Martin |


Sadly Averil Freeth died in September 2019. This short film was made by Martin during lockdown to celebrate Averil’s garden:


With over 40 years experience in media and film making, Martin draws on his wealth of knowledge and on his BBC experience to produce and manage all types of project from conception to delivery.

Martin spent more than twenty years at the BBC where he directed and produced numerous science productions including executive production of major international series, ‘ Horizon’ and ‘Tomorrow’s World’, and pioneered development of interactive media across the corporation. He set up the BBC’s Multimedia Centre and led the team which first established BBC Online. During this period he also established interactive media awards at BAFTA.

Martin offers a creative, positive approach to any film project; his experience enables him to work fast and to be versatile, flexible, efficient and affordable. Well-versed in the cross-platform world, he delivers compelling and engaging films – examples can be viewed on this site under ‘Projects’. His particular skill lies in telling human stories to communicate complex information and to make ideas and the passions of experts accessible to a wider public. As a director, he enjoys bringing the very best out of people, whether or not they have been filmed before. Human interactions and emotions are at the very heart of what he does. calls on the skills of a team of talented and creative freelancers who have all worked regularly with us in the last few years. We look forward to discussing possible commissions or developing projects with you.

Recent work includes projects for commissioners from the corporate, publishing, scientific, engineering and not-for-profit sectors, including Mars Inc., JP Morgan and important charities.


Previous production work

2008 to the present

Now directing his own small company, MFreeth.Com, he is producing some 30 short films each year in the fields of science, medicine and the arts. His main current clients are the international science journal Nature and the British Medical Journal, but he also works for corporate clients (such as J P Morgan and Mars Incorporated) and for charities (such as Addaction , the Mali Development Group and the Pepper Foundation). A recent labour of love is a documentary portrait of a French Village containing some 30 short films and entitled ‘The Living Map’. See:


2005 to 2008

Martin joined Windfall Digital (which was then the interactive and digital arm of Windfall Films) as Managing Director. The work involved creating a major resource (‘DNA Interactive’) making full use of footage created for a Channel 4 series; making online films for the American Lasker Foundation; making science films for The British Council; producing a complex CD-ROM in 15 languages for breast cancer patients around Europe; and creating a media-rich interactive resource for science centres about human genetics entitled ‘Choose Your Character’, funded by the Wellcome Trust.


1999 to 2004

Martin was one of the founding executives who established NESTA (The National Endowment for Science, Technology and the Arts) and was responsible for the Sci-Art programme together with the Wellcome Trust, for web site development, and for a large grant- giving programme in the field of innovative education. Within NESTA, he then became responsible for conceiving, establishing and directing ‘Futurelab’ (at that time based in Bristol) which developed and evaluated new kinds of learning software and media.

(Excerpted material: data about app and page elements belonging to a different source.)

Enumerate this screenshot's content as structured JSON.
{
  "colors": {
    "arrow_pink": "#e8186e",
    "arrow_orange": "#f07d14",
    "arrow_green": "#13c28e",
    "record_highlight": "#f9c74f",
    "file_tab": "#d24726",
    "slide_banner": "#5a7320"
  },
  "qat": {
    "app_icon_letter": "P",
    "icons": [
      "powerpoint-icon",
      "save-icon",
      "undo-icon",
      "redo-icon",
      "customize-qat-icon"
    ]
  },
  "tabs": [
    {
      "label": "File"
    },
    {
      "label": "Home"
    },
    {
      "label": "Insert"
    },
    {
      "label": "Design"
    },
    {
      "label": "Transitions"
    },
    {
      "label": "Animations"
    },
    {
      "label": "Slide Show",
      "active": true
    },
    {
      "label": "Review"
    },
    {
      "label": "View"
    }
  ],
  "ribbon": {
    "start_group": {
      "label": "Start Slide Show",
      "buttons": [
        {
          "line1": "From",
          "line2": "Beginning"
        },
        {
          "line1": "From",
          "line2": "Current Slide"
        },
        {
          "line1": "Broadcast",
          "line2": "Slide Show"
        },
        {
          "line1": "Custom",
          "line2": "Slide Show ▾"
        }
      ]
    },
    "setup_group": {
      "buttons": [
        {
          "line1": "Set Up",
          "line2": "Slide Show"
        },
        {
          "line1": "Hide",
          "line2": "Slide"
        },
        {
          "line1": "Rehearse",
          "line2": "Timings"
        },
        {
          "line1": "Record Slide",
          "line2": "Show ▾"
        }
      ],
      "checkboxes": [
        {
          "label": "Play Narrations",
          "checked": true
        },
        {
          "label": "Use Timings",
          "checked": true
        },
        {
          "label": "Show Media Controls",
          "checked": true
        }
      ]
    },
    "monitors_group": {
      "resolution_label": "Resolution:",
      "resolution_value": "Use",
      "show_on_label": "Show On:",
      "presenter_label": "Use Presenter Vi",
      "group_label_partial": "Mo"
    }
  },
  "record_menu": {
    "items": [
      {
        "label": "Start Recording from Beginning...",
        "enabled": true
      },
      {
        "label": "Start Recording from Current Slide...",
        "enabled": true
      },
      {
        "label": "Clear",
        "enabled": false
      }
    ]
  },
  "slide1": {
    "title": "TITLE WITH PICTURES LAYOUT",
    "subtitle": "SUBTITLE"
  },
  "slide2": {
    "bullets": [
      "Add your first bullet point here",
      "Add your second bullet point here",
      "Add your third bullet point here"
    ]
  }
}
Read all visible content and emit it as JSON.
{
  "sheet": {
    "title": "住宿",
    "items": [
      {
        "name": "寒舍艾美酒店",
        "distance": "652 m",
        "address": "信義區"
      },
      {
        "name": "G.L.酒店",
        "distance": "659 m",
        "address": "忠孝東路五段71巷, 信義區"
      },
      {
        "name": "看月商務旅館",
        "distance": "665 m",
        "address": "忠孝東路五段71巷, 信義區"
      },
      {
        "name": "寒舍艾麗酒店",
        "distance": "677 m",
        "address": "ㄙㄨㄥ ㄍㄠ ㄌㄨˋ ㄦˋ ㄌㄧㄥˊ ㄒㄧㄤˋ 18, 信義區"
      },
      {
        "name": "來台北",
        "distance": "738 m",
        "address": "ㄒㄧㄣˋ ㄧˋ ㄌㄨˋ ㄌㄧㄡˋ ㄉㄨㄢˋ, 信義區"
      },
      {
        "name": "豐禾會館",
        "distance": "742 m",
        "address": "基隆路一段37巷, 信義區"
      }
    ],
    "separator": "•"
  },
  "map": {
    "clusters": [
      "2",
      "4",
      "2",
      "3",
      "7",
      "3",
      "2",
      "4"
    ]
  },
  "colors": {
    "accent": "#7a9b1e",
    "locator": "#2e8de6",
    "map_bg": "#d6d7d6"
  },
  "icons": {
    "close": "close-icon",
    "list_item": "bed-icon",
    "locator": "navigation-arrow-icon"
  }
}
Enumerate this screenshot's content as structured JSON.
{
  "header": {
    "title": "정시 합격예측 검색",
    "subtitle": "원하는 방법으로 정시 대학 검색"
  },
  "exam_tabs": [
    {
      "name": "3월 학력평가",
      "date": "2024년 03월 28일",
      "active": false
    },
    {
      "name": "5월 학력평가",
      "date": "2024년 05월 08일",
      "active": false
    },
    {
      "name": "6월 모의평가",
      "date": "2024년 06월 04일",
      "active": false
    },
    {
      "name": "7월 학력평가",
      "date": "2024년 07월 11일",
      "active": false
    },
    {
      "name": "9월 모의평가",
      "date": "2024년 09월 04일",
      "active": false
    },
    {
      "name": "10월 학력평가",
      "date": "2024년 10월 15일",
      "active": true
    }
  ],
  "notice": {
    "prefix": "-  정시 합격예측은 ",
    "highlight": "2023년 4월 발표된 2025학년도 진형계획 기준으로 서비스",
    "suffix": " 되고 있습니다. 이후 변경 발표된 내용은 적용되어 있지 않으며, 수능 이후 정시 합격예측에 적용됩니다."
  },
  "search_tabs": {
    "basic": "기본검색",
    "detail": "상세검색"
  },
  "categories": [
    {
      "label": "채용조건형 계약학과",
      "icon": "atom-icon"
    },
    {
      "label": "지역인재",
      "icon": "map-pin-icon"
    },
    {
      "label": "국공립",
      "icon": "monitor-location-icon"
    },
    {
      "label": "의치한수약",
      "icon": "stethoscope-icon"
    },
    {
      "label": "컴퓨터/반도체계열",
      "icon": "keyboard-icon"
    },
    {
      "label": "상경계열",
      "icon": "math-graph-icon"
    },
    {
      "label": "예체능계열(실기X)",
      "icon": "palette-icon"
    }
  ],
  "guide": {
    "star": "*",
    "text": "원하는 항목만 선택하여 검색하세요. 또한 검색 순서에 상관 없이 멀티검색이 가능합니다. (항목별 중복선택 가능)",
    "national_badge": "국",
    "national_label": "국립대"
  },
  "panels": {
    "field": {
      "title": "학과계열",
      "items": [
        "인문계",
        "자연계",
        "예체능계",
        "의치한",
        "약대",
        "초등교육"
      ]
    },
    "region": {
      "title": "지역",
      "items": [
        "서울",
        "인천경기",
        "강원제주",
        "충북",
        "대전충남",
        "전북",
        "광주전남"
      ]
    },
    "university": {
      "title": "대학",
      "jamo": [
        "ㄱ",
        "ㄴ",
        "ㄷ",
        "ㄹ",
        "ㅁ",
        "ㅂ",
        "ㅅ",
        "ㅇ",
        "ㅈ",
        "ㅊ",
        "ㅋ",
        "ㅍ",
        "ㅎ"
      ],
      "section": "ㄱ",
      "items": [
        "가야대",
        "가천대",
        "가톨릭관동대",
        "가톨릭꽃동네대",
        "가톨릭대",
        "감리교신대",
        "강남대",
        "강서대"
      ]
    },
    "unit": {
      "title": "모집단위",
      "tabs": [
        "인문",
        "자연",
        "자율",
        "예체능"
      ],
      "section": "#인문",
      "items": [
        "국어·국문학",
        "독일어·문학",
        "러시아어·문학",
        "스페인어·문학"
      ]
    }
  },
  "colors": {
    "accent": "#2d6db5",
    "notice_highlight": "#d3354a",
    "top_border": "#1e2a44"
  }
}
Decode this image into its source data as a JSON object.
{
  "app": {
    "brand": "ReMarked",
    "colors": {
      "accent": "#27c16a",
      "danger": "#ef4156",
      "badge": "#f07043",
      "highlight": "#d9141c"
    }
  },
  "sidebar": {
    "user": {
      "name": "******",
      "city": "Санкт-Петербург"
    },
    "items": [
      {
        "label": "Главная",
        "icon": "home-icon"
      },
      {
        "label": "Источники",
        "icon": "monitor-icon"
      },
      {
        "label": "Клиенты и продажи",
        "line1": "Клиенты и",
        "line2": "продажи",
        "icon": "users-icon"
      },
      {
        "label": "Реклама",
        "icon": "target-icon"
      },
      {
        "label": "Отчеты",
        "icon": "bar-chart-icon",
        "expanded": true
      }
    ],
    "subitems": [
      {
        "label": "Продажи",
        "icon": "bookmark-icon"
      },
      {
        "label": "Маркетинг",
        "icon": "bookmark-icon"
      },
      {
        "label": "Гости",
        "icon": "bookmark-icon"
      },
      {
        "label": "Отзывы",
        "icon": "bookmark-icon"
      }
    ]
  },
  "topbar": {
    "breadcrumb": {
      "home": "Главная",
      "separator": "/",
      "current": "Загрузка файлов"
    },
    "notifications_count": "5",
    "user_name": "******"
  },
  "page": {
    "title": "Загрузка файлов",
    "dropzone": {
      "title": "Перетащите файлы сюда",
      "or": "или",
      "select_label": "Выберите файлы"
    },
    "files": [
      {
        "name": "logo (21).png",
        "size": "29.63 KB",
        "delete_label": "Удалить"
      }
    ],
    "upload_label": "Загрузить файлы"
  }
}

Martin directed the new hands-on science centre ‘Explore At Bristol’ during the period when it was being designed and established on Bristol’s Harbourside.


1995 to 1997

Martin set up the BBC Multimedia Centre, pioneering new media across the corporation. He led the team which first established BBC Online. During this period he also established interactive media awards at BAFTA (which have now evolved into the Games Awards).


1971 to 1994

With an Master of Art degree from the Royal College of Art Film & TV School and freelance experience as a film editor, Martin joined BBC science in 1971, working on the Horizon series. In his time at the BBC Martin made 20 ‘Horizon’ films (two of them award winning), 5 editions of the BBC2 series ‘Antenna’ and numerous editions of and stories for ‘Tomorrow’s World’. He produced the last series of ‘The Burke Special’, gaining an average audience of 11 million on BBC1. He also produced science ‘specials’ and two major international series for BBC2: the 8-part ‘The Trouble with Medicine’, and 13-part ‘The Mind Machine’, the latter presented by Colin Blakemore.